### Work task
Read the records below and copy each line that contains "heading".

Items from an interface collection
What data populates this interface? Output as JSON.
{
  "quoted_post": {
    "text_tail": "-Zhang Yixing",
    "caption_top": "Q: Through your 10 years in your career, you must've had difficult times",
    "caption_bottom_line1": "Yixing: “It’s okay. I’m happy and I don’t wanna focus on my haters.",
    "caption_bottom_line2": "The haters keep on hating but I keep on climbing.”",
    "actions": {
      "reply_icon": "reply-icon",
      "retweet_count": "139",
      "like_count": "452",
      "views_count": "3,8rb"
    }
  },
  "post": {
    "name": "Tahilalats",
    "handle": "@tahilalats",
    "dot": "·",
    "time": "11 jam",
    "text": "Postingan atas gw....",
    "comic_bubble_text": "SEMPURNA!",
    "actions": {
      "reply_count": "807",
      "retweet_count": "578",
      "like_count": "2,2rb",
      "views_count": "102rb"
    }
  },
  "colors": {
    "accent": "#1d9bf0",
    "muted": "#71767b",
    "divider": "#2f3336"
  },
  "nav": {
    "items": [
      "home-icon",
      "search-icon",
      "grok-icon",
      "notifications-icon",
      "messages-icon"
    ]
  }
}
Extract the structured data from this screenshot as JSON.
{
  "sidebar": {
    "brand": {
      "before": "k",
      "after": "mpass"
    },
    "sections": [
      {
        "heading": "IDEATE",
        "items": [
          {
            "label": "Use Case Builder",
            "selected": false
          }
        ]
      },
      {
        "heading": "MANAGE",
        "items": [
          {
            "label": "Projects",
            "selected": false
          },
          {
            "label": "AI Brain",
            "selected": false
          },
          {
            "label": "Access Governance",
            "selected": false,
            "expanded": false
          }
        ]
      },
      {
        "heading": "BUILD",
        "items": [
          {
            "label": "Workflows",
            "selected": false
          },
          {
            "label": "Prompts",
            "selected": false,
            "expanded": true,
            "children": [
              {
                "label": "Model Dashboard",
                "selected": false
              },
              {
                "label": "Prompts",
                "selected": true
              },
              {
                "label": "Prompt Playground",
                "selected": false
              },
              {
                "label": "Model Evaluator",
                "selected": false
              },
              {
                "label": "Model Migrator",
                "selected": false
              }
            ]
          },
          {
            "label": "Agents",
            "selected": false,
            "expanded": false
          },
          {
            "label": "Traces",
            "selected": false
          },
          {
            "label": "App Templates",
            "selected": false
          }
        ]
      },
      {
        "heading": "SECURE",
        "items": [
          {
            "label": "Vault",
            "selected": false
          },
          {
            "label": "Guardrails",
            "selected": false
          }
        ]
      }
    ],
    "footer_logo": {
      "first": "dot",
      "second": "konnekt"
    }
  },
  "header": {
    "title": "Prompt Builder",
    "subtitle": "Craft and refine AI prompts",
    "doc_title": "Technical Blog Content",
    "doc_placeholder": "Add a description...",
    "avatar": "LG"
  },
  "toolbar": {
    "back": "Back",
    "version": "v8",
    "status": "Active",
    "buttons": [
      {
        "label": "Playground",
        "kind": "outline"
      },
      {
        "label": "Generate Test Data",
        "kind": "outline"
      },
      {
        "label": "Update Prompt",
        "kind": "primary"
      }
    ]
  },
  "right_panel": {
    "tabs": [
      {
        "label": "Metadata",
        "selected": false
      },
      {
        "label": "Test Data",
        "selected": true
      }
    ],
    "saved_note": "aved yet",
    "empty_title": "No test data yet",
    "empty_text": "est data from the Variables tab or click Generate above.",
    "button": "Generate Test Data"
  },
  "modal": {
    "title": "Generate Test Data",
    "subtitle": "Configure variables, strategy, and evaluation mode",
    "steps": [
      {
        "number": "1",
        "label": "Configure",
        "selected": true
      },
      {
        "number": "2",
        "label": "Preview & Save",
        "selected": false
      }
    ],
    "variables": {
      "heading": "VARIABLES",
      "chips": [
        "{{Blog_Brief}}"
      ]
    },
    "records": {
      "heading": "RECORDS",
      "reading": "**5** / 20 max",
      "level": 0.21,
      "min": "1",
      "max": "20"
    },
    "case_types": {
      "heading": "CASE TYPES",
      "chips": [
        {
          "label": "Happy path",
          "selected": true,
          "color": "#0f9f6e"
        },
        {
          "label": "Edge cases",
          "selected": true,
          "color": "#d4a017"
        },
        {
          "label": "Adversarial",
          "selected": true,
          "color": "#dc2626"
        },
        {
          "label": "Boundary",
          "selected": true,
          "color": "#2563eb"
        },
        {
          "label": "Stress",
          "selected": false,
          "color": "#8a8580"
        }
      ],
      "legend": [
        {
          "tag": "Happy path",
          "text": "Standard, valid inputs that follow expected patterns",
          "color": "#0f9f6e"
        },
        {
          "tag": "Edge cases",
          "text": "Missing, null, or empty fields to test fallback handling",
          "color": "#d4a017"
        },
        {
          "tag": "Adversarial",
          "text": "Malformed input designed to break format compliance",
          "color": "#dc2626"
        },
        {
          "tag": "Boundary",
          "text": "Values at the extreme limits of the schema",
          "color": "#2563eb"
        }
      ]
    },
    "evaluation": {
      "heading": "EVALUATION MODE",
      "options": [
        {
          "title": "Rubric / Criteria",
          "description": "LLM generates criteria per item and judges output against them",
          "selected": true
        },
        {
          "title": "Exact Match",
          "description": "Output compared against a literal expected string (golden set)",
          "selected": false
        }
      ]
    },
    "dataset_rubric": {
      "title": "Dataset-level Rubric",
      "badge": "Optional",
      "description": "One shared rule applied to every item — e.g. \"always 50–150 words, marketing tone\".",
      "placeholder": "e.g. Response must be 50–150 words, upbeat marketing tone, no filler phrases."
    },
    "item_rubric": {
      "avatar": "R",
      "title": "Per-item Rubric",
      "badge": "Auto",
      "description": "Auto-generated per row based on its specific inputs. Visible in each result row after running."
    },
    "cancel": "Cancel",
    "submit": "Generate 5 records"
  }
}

### Solution to this problem
        "heading": "IDEATE",
        "heading": "MANAGE",
        "heading": "BUILD",
        "heading": "SECURE",
      "heading": "VARIABLES",
      "heading": "RECORDS",
      "heading": "CASE TYPES",
      "heading": "EVALUATION MODE",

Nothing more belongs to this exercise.